Hunters should also be aware of reports about ice safety and cases of the Avian flu, which has recently been discovered among commercial flocks and wild birds in southern Quebec. As the risk of humans catching this virus is very low, the Cree Health Board and CTA emphasize it’s still safe to go hunting during Goose Break but recommend taking added precautions.
“We don’t want to catch the Avian flu, but we don’t want to scare anyone,” Stevens told the Nation. “Make sure you know if there are any cases of Avian flu in the territory. We try to remind people who will be plucking geese to take precautions. If you identify a sick bird, don’t touch it and make sure to wear gloves.”
Sick birds can be identified by easily visible symptoms, including extensive swelling or discoloration, difficulty moving and unexplained mass mortality. To avoid risk of contamination, the Cree Health Board recommends wearing separate clothing for hunting and handling your harvest, plucking and gutting in the field with access to handwashing, and avoiding fowl suspected of being infected.
Stevens also emphasized the importance of gun safety. As the expanding population in Eeyou Istchee leads to more people at camps, it’s essential to identify whatever you’re shooting and be aware of where other people are. He said guns should always be unloaded as soon as you leave your blind.
“I’m an instructor for gun safety and I always tell students the importance of being safe on the land,” said Stevens. “Once you get out from your blind, everything should come out. Make sure your gun is put away from kids. It’s your responsibility as a gun owner to protect the people around you.”
Stevens recommended avoiding outings alone because anything can happen during hunting season and ice conditions can be particularly unpredictable. He said to always inform your family where you’re going hunting and keep a radio nearby just in case.
“The Elders have mentioned they see less geese flying in the coastal region and more inland,” shared Stevens. “We do see the migration patterns changing over time, so we adapt how we hunt. The Cree Trappers’ Association wish you a happy and safe Goose Break.”
Just in time for Goose Break, a new exhibition at the Musée de la civilisation in Quebec City, in collaboration with Indigenous non-profit La Boîte Rouge VIF, invites visitors into an immersive Cree cultural experience.

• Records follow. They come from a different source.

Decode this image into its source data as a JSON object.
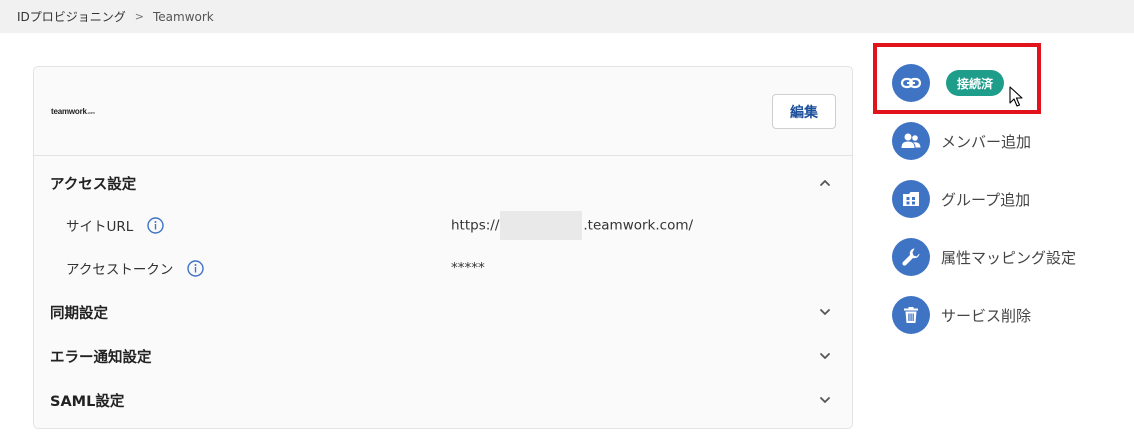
{
  "breadcrumb": {
    "root": "IDプロビジョニング",
    "separator": ">",
    "current": "Teamwork"
  },
  "card": {
    "logo_text": "teamwork",
    "logo_suffix": ".com",
    "edit_label": "編集",
    "sections": [
      {
        "title": "アクセス設定",
        "expanded": true
      },
      {
        "title": "同期設定",
        "expanded": false
      },
      {
        "title": "エラー通知設定",
        "expanded": false
      },
      {
        "title": "SAML設定",
        "expanded": false
      }
    ],
    "fields": [
      {
        "label": "サイトURL",
        "value_prefix": "https://",
        "value_suffix": ".teamwork.com/"
      },
      {
        "label": "アクセストークン",
        "value": "*****"
      }
    ]
  },
  "actions": {
    "connection_status": "接続済",
    "items": [
      {
        "label": "メンバー追加",
        "icon": "users-icon"
      },
      {
        "label": "グループ追加",
        "icon": "group-icon"
      },
      {
        "label": "属性マッピング設定",
        "icon": "wrench-icon"
      },
      {
        "label": "サービス削除",
        "icon": "trash-icon"
      }
    ]
  },
  "colors": {
    "accent_blue": "#3f73c4",
    "badge_teal": "#1e9d8b",
    "highlight_red": "#e1141b",
    "edit_text": "#1c4f9c"
  }
}
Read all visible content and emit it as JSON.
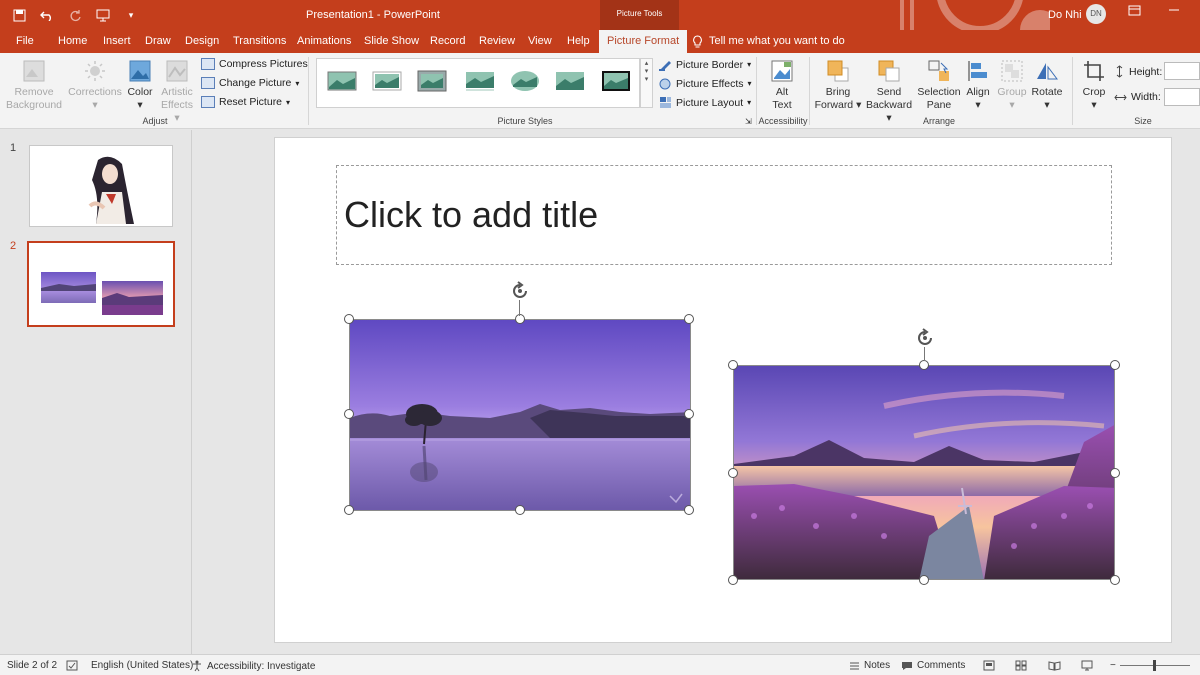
{
  "window": {
    "doc_title": "Presentation1 - PowerPoint",
    "contextual_group": "Picture Tools",
    "user_name": "Do Nhi",
    "user_initials": "DN"
  },
  "tabs": [
    "File",
    "Home",
    "Insert",
    "Draw",
    "Design",
    "Transitions",
    "Animations",
    "Slide Show",
    "Record",
    "Review",
    "View",
    "Help",
    "Picture Format"
  ],
  "active_tab": "Picture Format",
  "tell_me": "Tell me what you want to do",
  "ribbon": {
    "adjust": {
      "remove_background": [
        "Remove",
        "Background"
      ],
      "corrections": "Corrections",
      "color": "Color",
      "artistic_effects": [
        "Artistic",
        "Effects"
      ],
      "compress": "Compress Pictures",
      "change": "Change Picture",
      "reset": "Reset Picture",
      "label": "Adjust"
    },
    "styles": {
      "border": "Picture Border",
      "effects": "Picture Effects",
      "layout": "Picture Layout",
      "label": "Picture Styles"
    },
    "accessibility": {
      "alt_text": [
        "Alt",
        "Text"
      ],
      "label": "Accessibility"
    },
    "arrange": {
      "bring_forward": [
        "Bring",
        "Forward"
      ],
      "send_backward": [
        "Send",
        "Backward"
      ],
      "selection_pane": [
        "Selection",
        "Pane"
      ],
      "align": "Align",
      "group": "Group",
      "rotate": "Rotate",
      "label": "Arrange"
    },
    "size": {
      "crop": "Crop",
      "height_label": "Height:",
      "width_label": "Width:",
      "label": "Size"
    }
  },
  "slides": [
    {
      "number": "1"
    },
    {
      "number": "2"
    }
  ],
  "slide": {
    "title_placeholder": "Click to add title"
  },
  "status": {
    "slide_info": "Slide 2 of 2",
    "language": "English (United States)",
    "accessibility": "Accessibility: Investigate",
    "notes": "Notes",
    "comments": "Comments"
  },
  "colors": {
    "accent": "#c43e1c",
    "ribbon_bg": "#f3f3f3"
  }
}
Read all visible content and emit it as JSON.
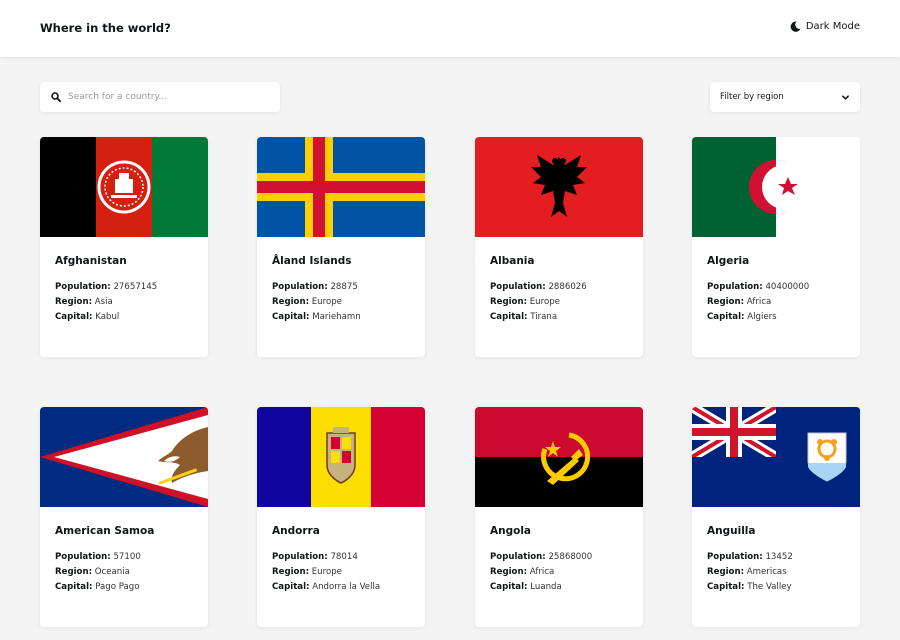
{
  "header": {
    "title": "Where in the world?",
    "dark_mode_label": "Dark Mode",
    "dark_mode_icon": "moon-icon"
  },
  "search": {
    "placeholder": "Search for a country...",
    "value": "",
    "icon": "search-icon"
  },
  "filter": {
    "label": "Filter by region",
    "icon": "chevron-down-icon"
  },
  "labels": {
    "population": "Population:",
    "region": "Region:",
    "capital": "Capital:"
  },
  "countries": [
    {
      "name": "Afghanistan",
      "population": "27657145",
      "region": "Asia",
      "capital": "Kabul"
    },
    {
      "name": "Åland Islands",
      "population": "28875",
      "region": "Europe",
      "capital": "Mariehamn"
    },
    {
      "name": "Albania",
      "population": "2886026",
      "region": "Europe",
      "capital": "Tirana"
    },
    {
      "name": "Algeria",
      "population": "40400000",
      "region": "Africa",
      "capital": "Algiers"
    },
    {
      "name": "American Samoa",
      "population": "57100",
      "region": "Oceania",
      "capital": "Pago Pago"
    },
    {
      "name": "Andorra",
      "population": "78014",
      "region": "Europe",
      "capital": "Andorra la Vella"
    },
    {
      "name": "Angola",
      "population": "25868000",
      "region": "Africa",
      "capital": "Luanda"
    },
    {
      "name": "Anguilla",
      "population": "13452",
      "region": "Americas",
      "capital": "The Valley"
    }
  ]
}
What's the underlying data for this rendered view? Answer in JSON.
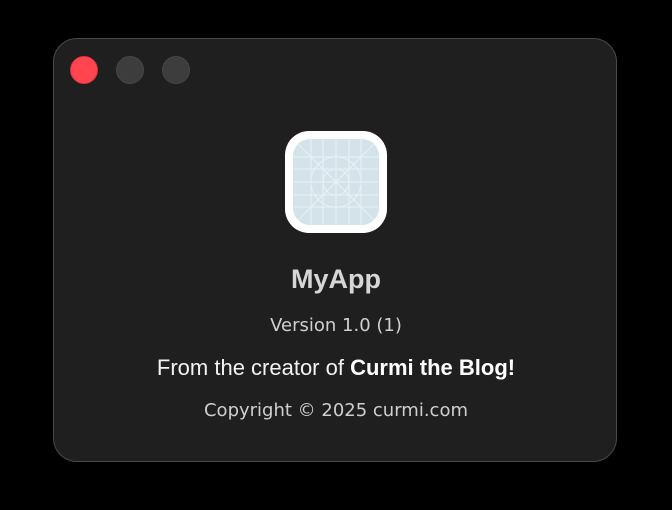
{
  "window": {
    "controls": {
      "close": "close",
      "minimize": "minimize",
      "zoom": "zoom"
    }
  },
  "about": {
    "app_icon": "app-placeholder-icon",
    "app_name": "MyApp",
    "version": "Version 1.0 (1)",
    "credit_prefix": "From the creator of ",
    "credit_link": "Curmi the Blog!",
    "copyright": "Copyright © 2025 curmi.com"
  },
  "colors": {
    "close_button": "#ff4550",
    "inactive_button": "#3d3d3d",
    "window_bg": "#1f1f1f",
    "icon_tile": "#d4e2ea"
  }
}
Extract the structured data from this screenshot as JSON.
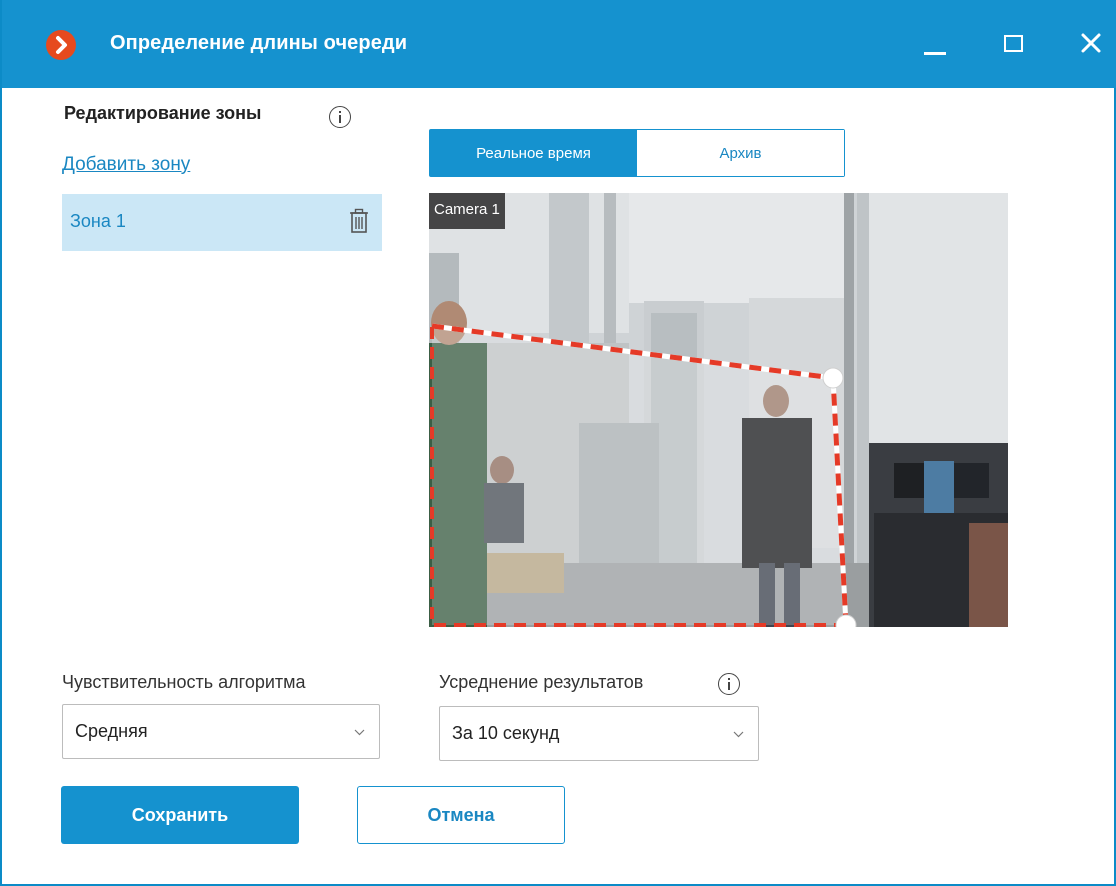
{
  "window": {
    "title": "Определение длины очереди",
    "accent_color": "#1592cf",
    "logo_color": "#e64a1e"
  },
  "zones": {
    "heading": "Редактирование зоны",
    "add_link": "Добавить зону",
    "items": [
      {
        "label": "Зона 1",
        "selected": true
      }
    ]
  },
  "view_tabs": {
    "options": [
      "Реальное время",
      "Архив"
    ],
    "active_index": 0
  },
  "video": {
    "camera_label": "Camera 1",
    "zone_outline_color": "#e53a27"
  },
  "sensitivity": {
    "label": "Чувствительность алгоритма",
    "value": "Средняя"
  },
  "averaging": {
    "label": "Усреднение результатов",
    "value": "За 10 секунд"
  },
  "actions": {
    "save_label": "Сохранить",
    "cancel_label": "Отмена"
  }
}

The Grand Chief and musician Charlie Ottereyes attended the inauguration of the exhibit, which runs until September 5.
Eeyou Istchee: An Invitation to Live the Land features 360º footage of traditional Goose Break activities projected in a dome, provided by Waswanipi’s Ian Saganash, with explanations narrated by Maïtée Labrecque-Saganash available on adjacent electronic tablets.
“It really makes you feel like you’re there at the camp,” Saganash told the Nation. “We tried to share everything as much as possible – cooking, cleaning out the teepees, getting wood, hunting and we even managed to film my cousin’s walking out ceremony. Some people think we still live in teepees so it’s nice to share our culture in the museum.”
When pandemic protocols prevented a camera team from coming North, they mailed a special camera to Saganash and provided instructions over Zoom. Although it wasn’t always easy carrying the extra gear and capturing the geese on camera while hunting, Saganash said it was a fun experience and a valuable opportunity to share Cree realities with the outside world.
From camouflaged hunting on the open water to decoy making and traditional food preparations, the 18-minute documentary is an intimate tribute to the Cree way of life. Saganash is excited that Goose Break is almost here to share this cultural treasure with his three children.
“Goose Break is not just a vacation – it’s a time to rejuvenate and heal, spend time with family and enjoy good food,” said Saganash.
by Patrick Quinn, Local Journalism Initiative Reporter